··· Extracted information ···
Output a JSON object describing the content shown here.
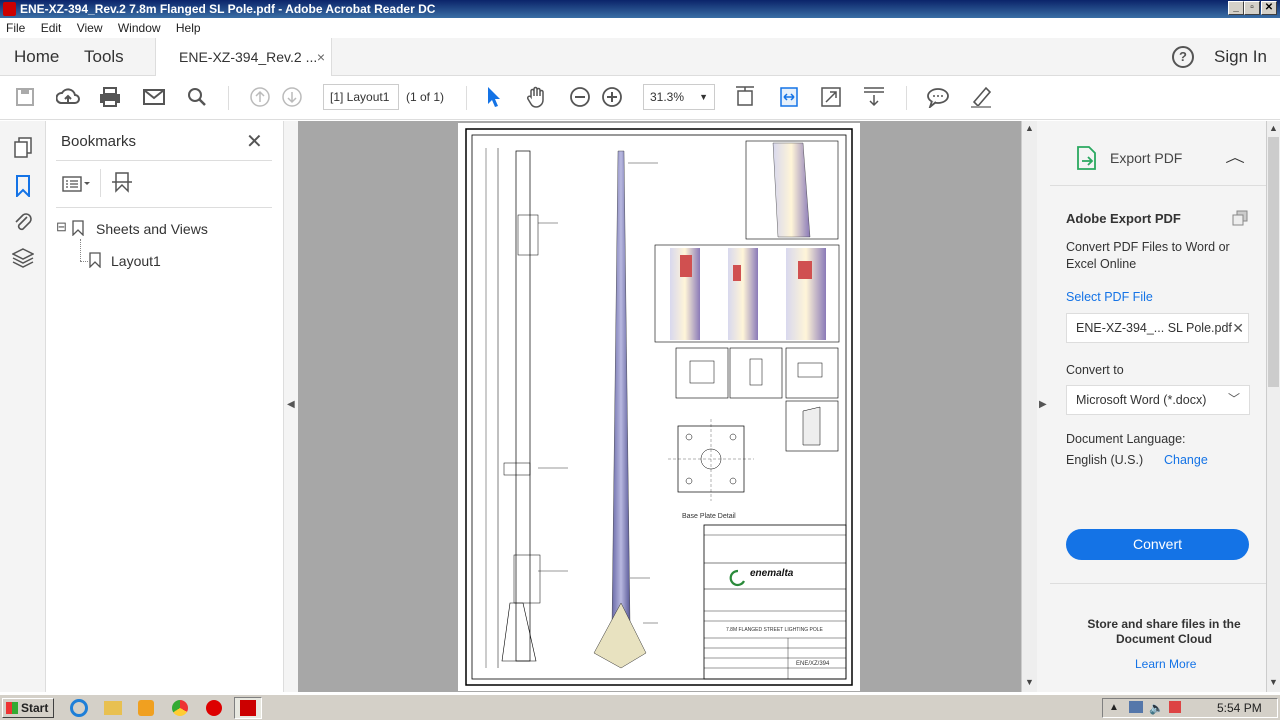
{
  "window": {
    "title": "ENE-XZ-394_Rev.2  7.8m Flanged SL Pole.pdf - Adobe Acrobat Reader DC",
    "min": "_",
    "restore": "▫",
    "close": "✕"
  },
  "menu": [
    "File",
    "Edit",
    "View",
    "Window",
    "Help"
  ],
  "tabs": {
    "home": "Home",
    "tools": "Tools",
    "document": "ENE-XZ-394_Rev.2 ...",
    "close": "×",
    "sign_in": "Sign In",
    "help": "?"
  },
  "toolbar": {
    "page_field": "[1] Layout1",
    "page_count": "(1 of 1)",
    "zoom": "31.3%"
  },
  "bookmarks": {
    "title": "Bookmarks",
    "close": "✕",
    "tree": [
      {
        "label": "Sheets and Views",
        "toggle": "⊟"
      },
      {
        "label": "Layout1"
      }
    ]
  },
  "drawing": {
    "logo": "enemalta",
    "base_plate": "Base  Plate  Detail",
    "title_line": "7.8M FLANGED STREET LIGHTING POLE",
    "drawing_no": "ENE/XZ/394"
  },
  "export_panel": {
    "header": "Export PDF",
    "heading": "Adobe Export PDF",
    "description": "Convert PDF Files to Word or Excel Online",
    "select_label": "Select PDF File",
    "file_name": "ENE-XZ-394_... SL Pole.pdf",
    "convert_to_label": "Convert to",
    "format": "Microsoft Word (*.docx)",
    "language_label": "Document Language:",
    "language": "English (U.S.)",
    "change": "Change",
    "convert_button": "Convert",
    "store_text": "Store and share files in the Document Cloud",
    "learn_more": "Learn More"
  },
  "taskbar": {
    "start": "Start",
    "time": "5:54 PM"
  },
  "colors": {
    "accent": "#1473e6",
    "titlebar": "#0b246a",
    "doc_background": "#a7a7a7",
    "logo_green": "#2a8a3a"
  }
}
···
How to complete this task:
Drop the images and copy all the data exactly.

Answer section:
Output a JSON object describing the content shown here.
{
  "window": {
    "title": "ENE-XZ-394_Rev.2  7.8m Flanged SL Pole.pdf - Adobe Acrobat Reader DC",
    "min": "_",
    "restore": "▫",
    "close": "✕"
  },
  "menu": [
    "File",
    "Edit",
    "View",
    "Window",
    "Help"
  ],
  "tabs": {
    "home": "Home",
    "tools": "Tools",
    "document": "ENE-XZ-394_Rev.2 ...",
    "close": "×",
    "sign_in": "Sign In",
    "help": "?"
  },
  "toolbar": {
    "page_field": "[1] Layout1",
    "page_count": "(1 of 1)",
    "zoom": "31.3%"
  },
  "bookmarks": {
    "title": "Bookmarks",
    "close": "✕",
    "tree": [
      {
        "label": "Sheets and Views",
        "toggle": "⊟"
      },
      {
        "label": "Layout1"
      }
    ]
  },
  "drawing": {
    "logo": "enemalta",
    "base_plate": "Base  Plate  Detail",
    "title_line": "7.8M FLANGED STREET LIGHTING POLE",
    "drawing_no": "ENE/XZ/394"
  },
  "export_panel": {
    "header": "Export PDF",
    "heading": "Adobe Export PDF",
    "description": "Convert PDF Files to Word or Excel Online",
    "select_label": "Select PDF File",
    "file_name": "ENE-XZ-394_... SL Pole.pdf",
    "convert_to_label": "Convert to",
    "format": "Microsoft Word (*.docx)",
    "language_label": "Document Language:",
    "language": "English (U.S.)",
    "change": "Change",
    "convert_button": "Convert",
    "store_text": "Store and share files in the Document Cloud",
    "learn_more": "Learn More"
  },
  "taskbar": {
    "start": "Start",
    "time": "5:54 PM"
  },
  "colors": {
    "accent": "#1473e6",
    "titlebar": "#0b246a",
    "doc_background": "#a7a7a7",
    "logo_green": "#2a8a3a"
  }
}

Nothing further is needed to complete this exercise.